*TASK ITEM*. Throughout the listing below, show every line in which "icon" occurs.

*RAW DATA*.
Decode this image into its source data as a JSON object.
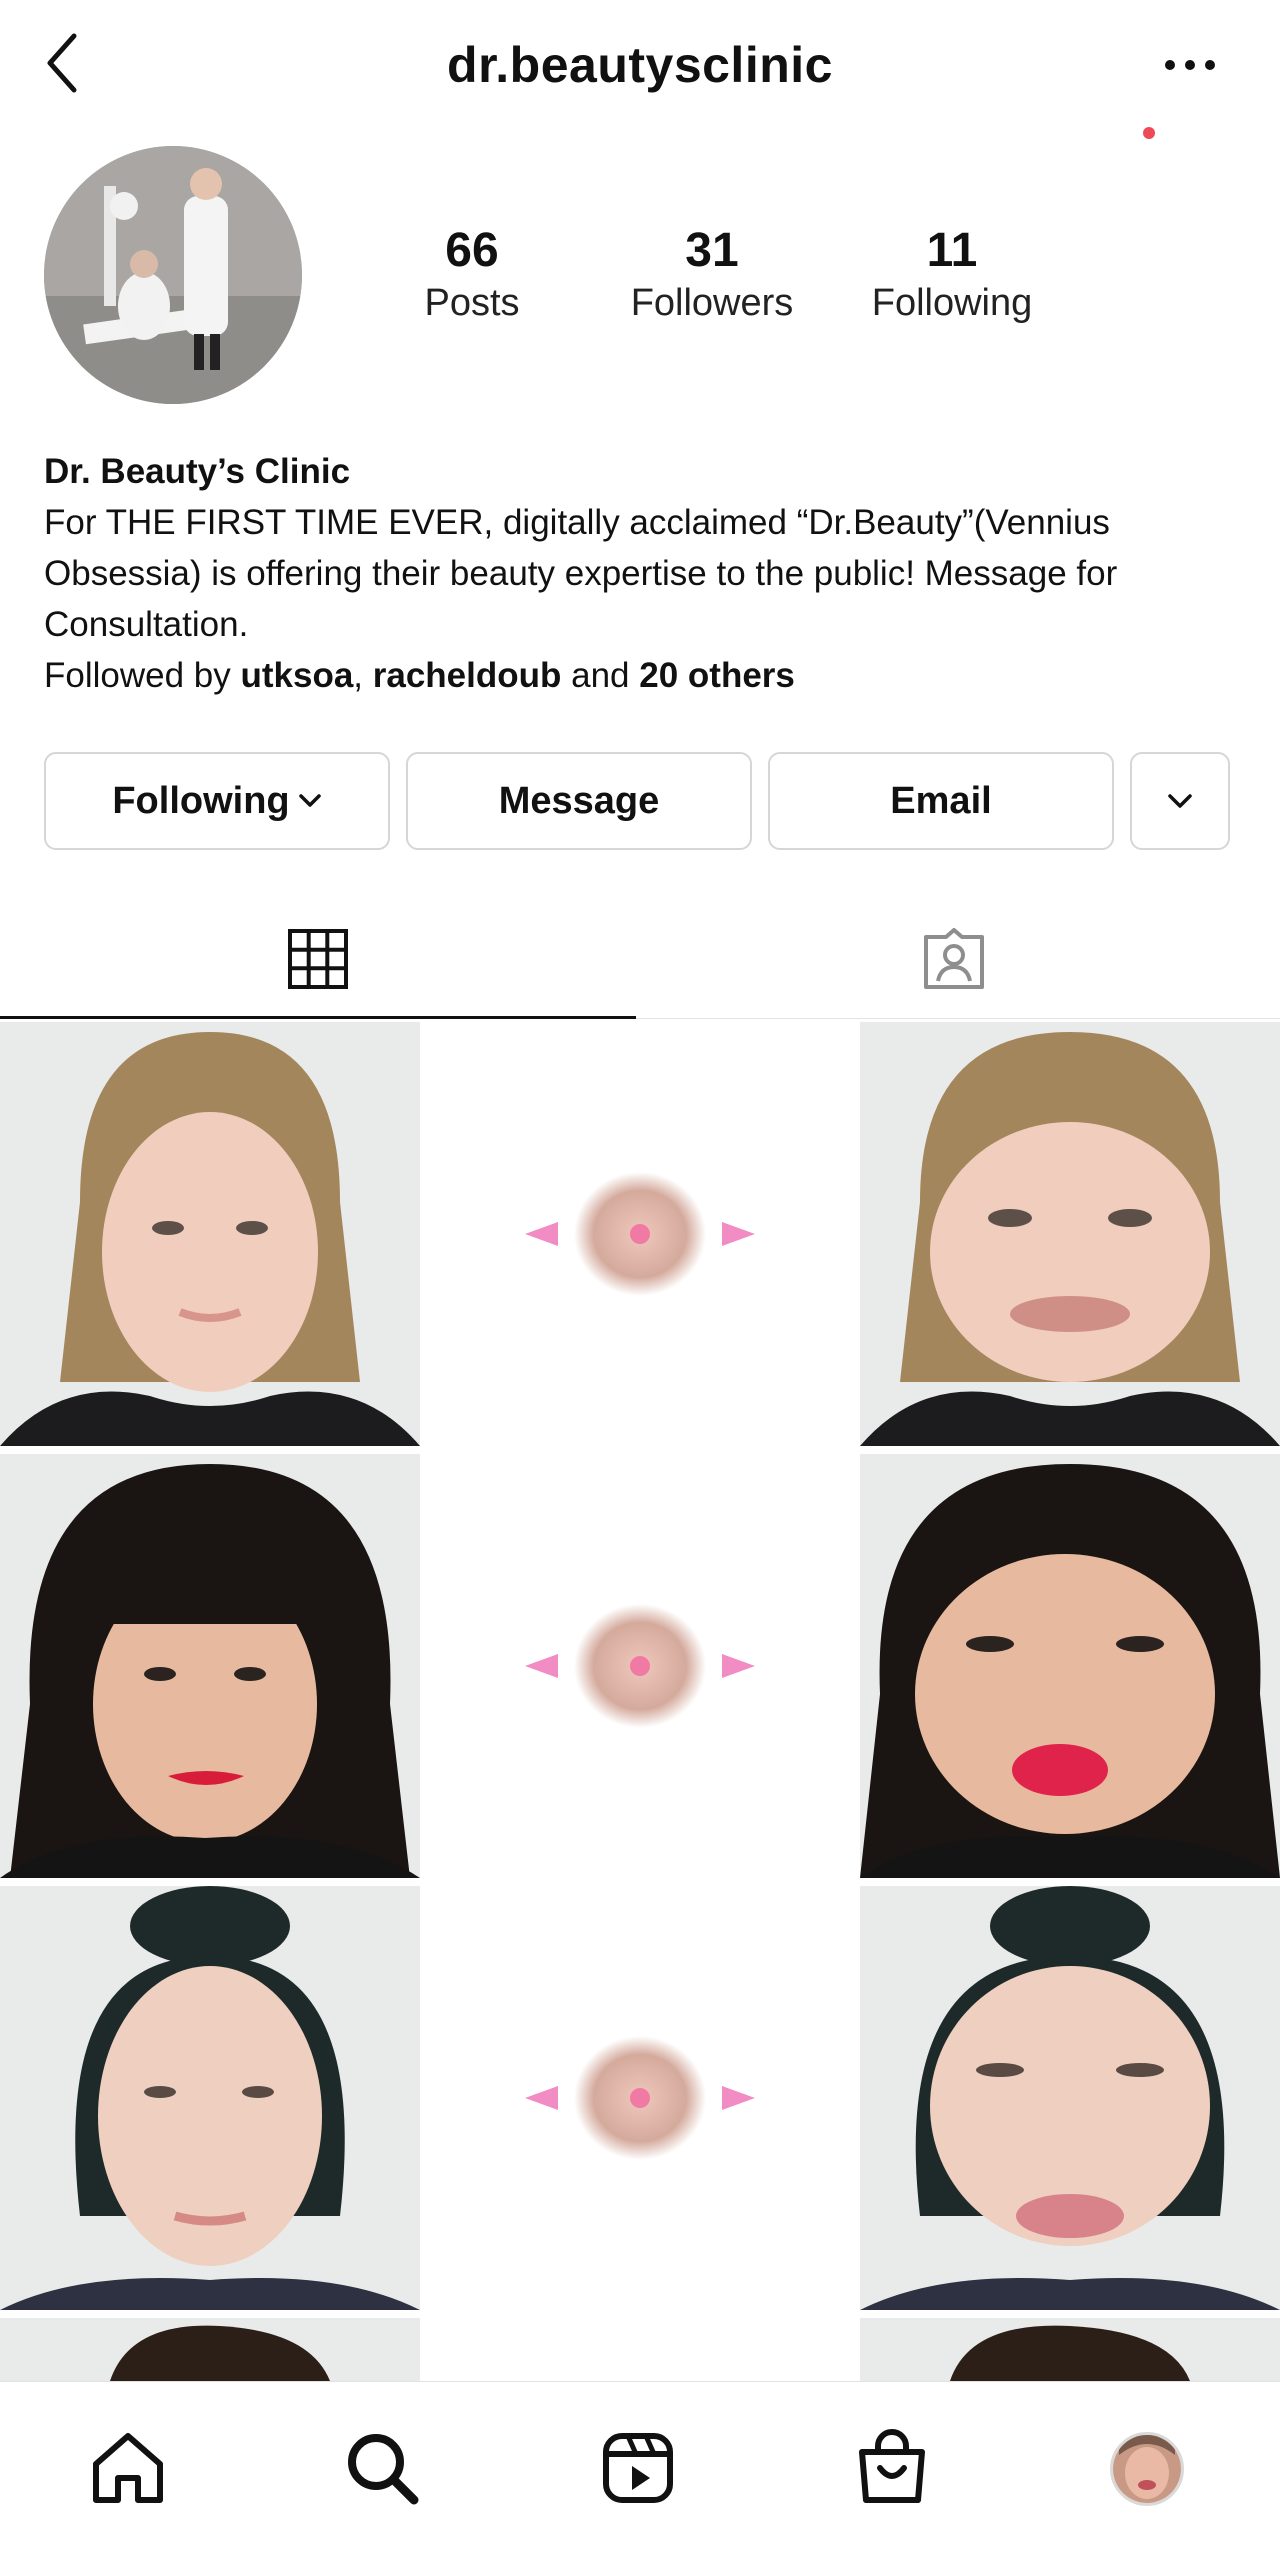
{
  "header": {
    "username": "dr.beautysclinic",
    "back_icon": "chevron-left-icon",
    "more_icon": "ellipsis-icon"
  },
  "profile": {
    "stats": [
      {
        "value": "66",
        "label": "Posts"
      },
      {
        "value": "31",
        "label": "Followers"
      },
      {
        "value": "11",
        "label": "Following"
      }
    ],
    "display_name": "Dr. Beauty’s Clinic",
    "bio_line1": "For THE FIRST TIME EVER, digitally acclaimed “Dr.Beauty”(Vennius",
    "bio_line2": "Obsessia) is offering their beauty expertise to the public! Message for",
    "bio_line3": "Consultation.",
    "followed_by_prefix": "Followed by ",
    "followed_by_user1": "utksoa",
    "followed_by_sep": ", ",
    "followed_by_user2": "racheldoub",
    "followed_by_and": " and ",
    "followed_by_others": "20 others"
  },
  "actions": {
    "following_label": "Following",
    "message_label": "Message",
    "email_label": "Email"
  },
  "tabs": [
    {
      "icon": "grid-icon",
      "active": true
    },
    {
      "icon": "tagged-icon",
      "active": false
    }
  ],
  "colors": {
    "text": "#111111",
    "border": "#d6d6d6",
    "notification": "#ed4956",
    "arrow_pink": "#f28cc4"
  },
  "bottom_nav": [
    {
      "icon": "home-icon"
    },
    {
      "icon": "search-icon"
    },
    {
      "icon": "reels-icon"
    },
    {
      "icon": "shop-icon"
    },
    {
      "icon": "profile-avatar"
    }
  ]
}
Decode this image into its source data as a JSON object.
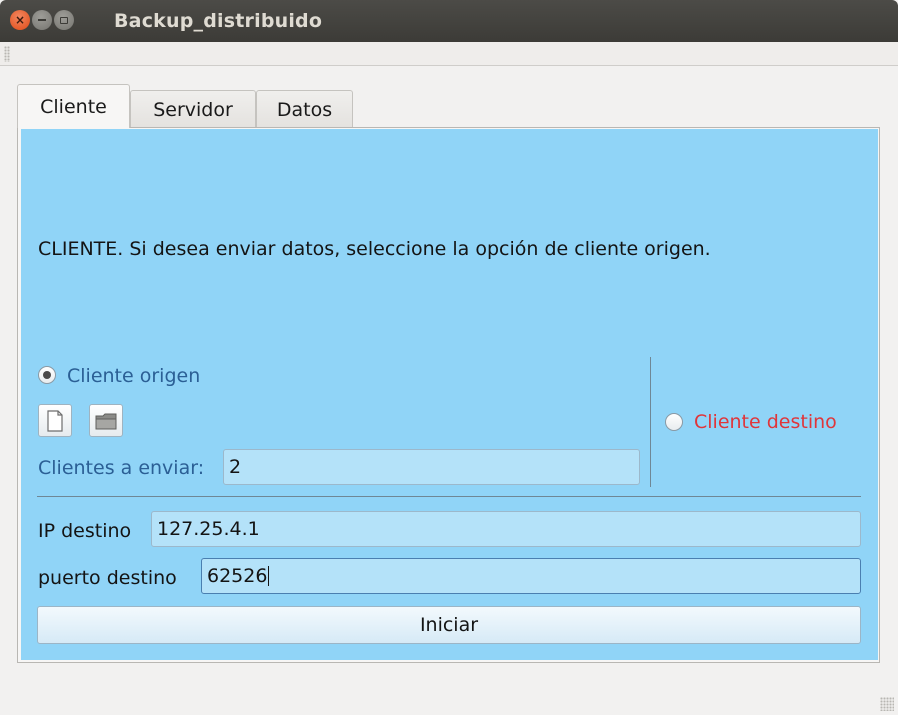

*ANSWER BELOW*.
    "back_icon": "chevron-left-icon",
    "more_icon": "ellipsis-icon"
      "icon": "grid-icon",
      "icon": "tagged-icon",
      "icon": "home-icon"
      "icon": "search-icon"
      "icon": "reels-icon"
      "icon": "shop-icon"
      "icon": "profile-avatar"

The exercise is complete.